YOUR TASK:
Word for word, repeat every record.

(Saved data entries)
>>>
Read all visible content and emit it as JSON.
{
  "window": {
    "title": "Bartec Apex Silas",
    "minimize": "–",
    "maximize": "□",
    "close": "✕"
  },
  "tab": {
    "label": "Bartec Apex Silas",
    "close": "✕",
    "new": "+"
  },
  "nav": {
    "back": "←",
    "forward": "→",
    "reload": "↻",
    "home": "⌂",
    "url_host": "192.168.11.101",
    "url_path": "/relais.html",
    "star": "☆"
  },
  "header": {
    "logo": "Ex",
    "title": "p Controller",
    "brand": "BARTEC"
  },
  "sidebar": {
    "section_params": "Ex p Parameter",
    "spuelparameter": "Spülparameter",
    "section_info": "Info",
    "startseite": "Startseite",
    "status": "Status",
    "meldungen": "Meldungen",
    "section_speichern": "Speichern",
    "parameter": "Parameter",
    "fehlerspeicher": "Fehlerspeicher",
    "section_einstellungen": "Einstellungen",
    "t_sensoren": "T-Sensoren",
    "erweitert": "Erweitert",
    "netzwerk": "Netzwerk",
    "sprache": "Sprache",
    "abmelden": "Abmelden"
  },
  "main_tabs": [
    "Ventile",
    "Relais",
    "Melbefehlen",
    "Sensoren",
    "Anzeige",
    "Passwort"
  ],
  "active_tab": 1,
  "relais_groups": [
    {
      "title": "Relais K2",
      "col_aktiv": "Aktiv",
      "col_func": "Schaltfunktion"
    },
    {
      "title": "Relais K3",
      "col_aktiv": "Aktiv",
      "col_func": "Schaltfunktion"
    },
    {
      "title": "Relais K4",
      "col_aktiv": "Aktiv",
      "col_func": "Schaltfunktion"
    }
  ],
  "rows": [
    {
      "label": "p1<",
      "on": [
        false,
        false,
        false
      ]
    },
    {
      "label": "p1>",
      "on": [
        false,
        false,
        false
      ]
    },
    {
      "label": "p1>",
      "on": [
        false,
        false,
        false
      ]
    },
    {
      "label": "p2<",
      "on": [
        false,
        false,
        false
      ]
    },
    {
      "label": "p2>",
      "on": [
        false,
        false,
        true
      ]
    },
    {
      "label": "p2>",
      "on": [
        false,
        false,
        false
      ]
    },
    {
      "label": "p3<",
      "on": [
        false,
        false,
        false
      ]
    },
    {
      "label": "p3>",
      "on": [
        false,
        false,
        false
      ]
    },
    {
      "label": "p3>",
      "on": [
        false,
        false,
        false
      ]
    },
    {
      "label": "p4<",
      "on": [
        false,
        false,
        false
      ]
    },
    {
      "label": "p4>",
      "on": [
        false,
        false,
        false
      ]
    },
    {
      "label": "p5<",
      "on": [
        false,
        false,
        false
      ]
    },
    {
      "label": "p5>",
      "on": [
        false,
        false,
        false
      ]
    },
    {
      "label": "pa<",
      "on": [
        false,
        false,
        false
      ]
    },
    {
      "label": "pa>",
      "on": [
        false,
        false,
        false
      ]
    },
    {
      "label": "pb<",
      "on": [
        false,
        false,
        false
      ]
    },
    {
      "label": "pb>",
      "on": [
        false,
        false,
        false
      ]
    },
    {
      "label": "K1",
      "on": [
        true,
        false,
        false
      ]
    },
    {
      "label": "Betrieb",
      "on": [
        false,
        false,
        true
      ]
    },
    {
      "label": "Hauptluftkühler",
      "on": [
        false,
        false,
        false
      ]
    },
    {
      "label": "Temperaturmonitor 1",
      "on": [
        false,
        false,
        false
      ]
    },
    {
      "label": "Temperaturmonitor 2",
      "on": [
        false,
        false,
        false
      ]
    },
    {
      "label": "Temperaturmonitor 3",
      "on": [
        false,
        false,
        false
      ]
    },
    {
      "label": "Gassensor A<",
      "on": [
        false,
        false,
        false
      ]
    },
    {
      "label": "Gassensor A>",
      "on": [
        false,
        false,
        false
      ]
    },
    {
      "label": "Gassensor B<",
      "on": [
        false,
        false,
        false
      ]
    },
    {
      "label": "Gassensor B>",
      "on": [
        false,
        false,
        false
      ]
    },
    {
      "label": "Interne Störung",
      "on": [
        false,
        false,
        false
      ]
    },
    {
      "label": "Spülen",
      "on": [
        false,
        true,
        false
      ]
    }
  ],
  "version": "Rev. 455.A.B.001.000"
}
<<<
THE ANSWER:
Read all visible content and emit it as JSON.
{
  "window": {
    "title": "Bartec Apex Silas",
    "minimize": "–",
    "maximize": "□",
    "close": "✕"
  },
  "tab": {
    "label": "Bartec Apex Silas",
    "close": "✕",
    "new": "+"
  },
  "nav": {
    "back": "←",
    "forward": "→",
    "reload": "↻",
    "home": "⌂",
    "url_host": "192.168.11.101",
    "url_path": "/relais.html",
    "star": "☆"
  },
  "header": {
    "logo": "Ex",
    "title": "p Controller",
    "brand": "BARTEC"
  },
  "sidebar": {
    "section_params": "Ex p Parameter",
    "spuelparameter": "Spülparameter",
    "section_info": "Info",
    "startseite": "Startseite",
    "status": "Status",
    "meldungen": "Meldungen",
    "section_speichern": "Speichern",
    "parameter": "Parameter",
    "fehlerspeicher": "Fehlerspeicher",
    "section_einstellungen": "Einstellungen",
    "t_sensoren": "T-Sensoren",
    "erweitert": "Erweitert",
    "netzwerk": "Netzwerk",
    "sprache": "Sprache",
    "abmelden": "Abmelden"
  },
  "main_tabs": [
    "Ventile",
    "Relais",
    "Melbefehlen",
    "Sensoren",
    "Anzeige",
    "Passwort"
  ],
  "active_tab": 1,
  "relais_groups": [
    {
      "title": "Relais K2",
      "col_aktiv": "Aktiv",
      "col_func": "Schaltfunktion"
    },
    {
      "title": "Relais K3",
      "col_aktiv": "Aktiv",
      "col_func": "Schaltfunktion"
    },
    {
      "title": "Relais K4",
      "col_aktiv": "Aktiv",
      "col_func": "Schaltfunktion"
    }
  ],
  "rows": [
    {
      "label": "p1<",
      "on": [
        false,
        false,
        false
      ]
    },
    {
      "label": "p1>",
      "on": [
        false,
        false,
        false
      ]
    },
    {
      "label": "p1>",
      "on": [
        false,
        false,
        false
      ]
    },
    {
      "label": "p2<",
      "on": [
        false,
        false,
        false
      ]
    },
    {
      "label": "p2>",
      "on": [
        false,
        false,
        true
      ]
    },
    {
      "label": "p2>",
      "on": [
        false,
        false,
        false
      ]
    },
    {
      "label": "p3<",
      "on": [
        false,
        false,
        false
      ]
    },
    {
      "label": "p3>",
      "on": [
        false,
        false,
        false
      ]
    },
    {
      "label": "p3>",
      "on": [
        false,
        false,
        false
      ]
    },
    {
      "label": "p4<",
      "on": [
        false,
        false,
        false
      ]
    },
    {
      "label": "p4>",
      "on": [
        false,
        false,
        false
      ]
    },
    {
      "label": "p5<",
      "on": [
        false,
        false,
        false
      ]
    },
    {
      "label": "p5>",
      "on": [
        false,
        false,
        false
      ]
    },
    {
      "label": "pa<",
      "on": [
        false,
        false,
        false
      ]
    },
    {
      "label": "pa>",
      "on": [
        false,
        false,
        false
      ]
    },
    {
      "label": "pb<",
      "on": [
        false,
        false,
        false
      ]
    },
    {
      "label": "pb>",
      "on": [
        false,
        false,
        false
      ]
    },
    {
      "label": "K1",
      "on": [
        true,
        false,
        false
      ]
    },
    {
      "label": "Betrieb",
      "on": [
        false,
        false,
        true
      ]
    },
    {
      "label": "Hauptluftkühler",
      "on": [
        false,
        false,
        false
      ]
    },
    {
      "label": "Temperaturmonitor 1",
      "on": [
        false,
        false,
        false
      ]
    },
    {
      "label": "Temperaturmonitor 2",
      "on": [
        false,
        false,
        false
      ]
    },
    {
      "label": "Temperaturmonitor 3",
      "on": [
        false,
        false,
        false
      ]
    },
    {
      "label": "Gassensor A<",
      "on": [
        false,
        false,
        false
      ]
    },
    {
      "label": "Gassensor A>",
      "on": [
        false,
        false,
        false
      ]
    },
    {
      "label": "Gassensor B<",
      "on": [
        false,
        false,
        false
      ]
    },
    {
      "label": "Gassensor B>",
      "on": [
        false,
        false,
        false
      ]
    },
    {
      "label": "Interne Störung",
      "on": [
        false,
        false,
        false
      ]
    },
    {
      "label": "Spülen",
      "on": [
        false,
        true,
        false
      ]
    }
  ],
  "version": "Rev. 455.A.B.001.000"
}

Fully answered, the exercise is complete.